Task prompt: Lines with the string "helpful" are to be identified in the listing and copied.

-- Data extract follows --

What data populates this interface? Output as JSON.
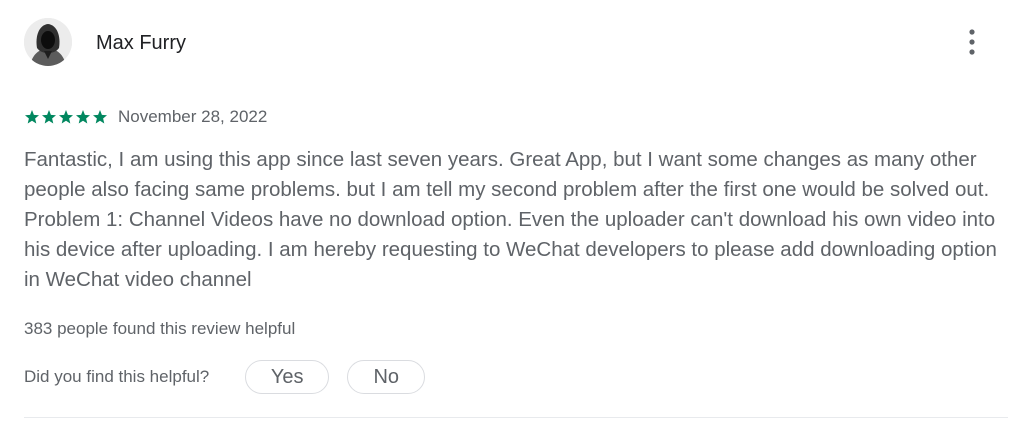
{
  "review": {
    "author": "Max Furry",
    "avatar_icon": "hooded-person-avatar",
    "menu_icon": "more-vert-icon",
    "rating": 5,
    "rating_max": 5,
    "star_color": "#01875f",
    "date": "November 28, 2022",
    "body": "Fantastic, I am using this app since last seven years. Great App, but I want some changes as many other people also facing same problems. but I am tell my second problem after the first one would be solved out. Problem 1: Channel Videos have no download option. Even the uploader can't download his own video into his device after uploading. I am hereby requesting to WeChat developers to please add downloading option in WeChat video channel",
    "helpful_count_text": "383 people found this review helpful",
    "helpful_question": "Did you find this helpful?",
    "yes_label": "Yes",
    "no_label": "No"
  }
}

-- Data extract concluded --
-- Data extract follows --

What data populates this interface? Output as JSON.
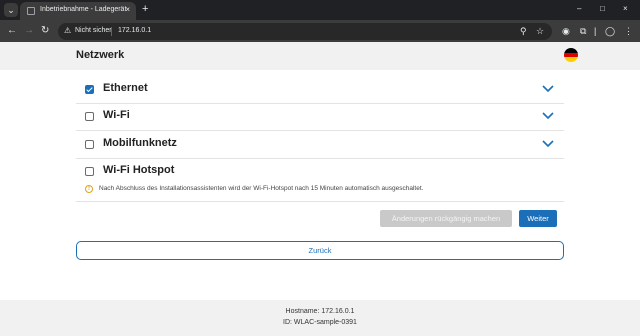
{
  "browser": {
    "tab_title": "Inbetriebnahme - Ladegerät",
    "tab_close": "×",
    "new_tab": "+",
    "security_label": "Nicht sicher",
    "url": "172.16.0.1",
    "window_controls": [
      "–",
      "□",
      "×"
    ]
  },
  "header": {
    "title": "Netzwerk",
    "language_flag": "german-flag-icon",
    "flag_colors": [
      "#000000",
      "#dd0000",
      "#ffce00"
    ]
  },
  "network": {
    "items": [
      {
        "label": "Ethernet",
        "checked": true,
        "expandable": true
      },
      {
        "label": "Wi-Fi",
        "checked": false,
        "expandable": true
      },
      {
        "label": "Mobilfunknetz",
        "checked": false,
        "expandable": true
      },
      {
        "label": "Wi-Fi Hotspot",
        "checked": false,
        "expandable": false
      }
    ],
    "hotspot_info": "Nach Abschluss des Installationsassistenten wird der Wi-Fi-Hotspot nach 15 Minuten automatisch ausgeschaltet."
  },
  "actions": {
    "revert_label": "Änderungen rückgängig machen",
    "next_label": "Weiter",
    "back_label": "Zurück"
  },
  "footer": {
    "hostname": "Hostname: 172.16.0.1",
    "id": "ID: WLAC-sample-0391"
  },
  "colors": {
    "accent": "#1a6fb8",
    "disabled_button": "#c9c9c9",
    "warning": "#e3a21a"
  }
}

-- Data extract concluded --

Task answer:
    "helpful_count_text": "383 people found this review helpful",
    "helpful_question": "Did you find this helpful?",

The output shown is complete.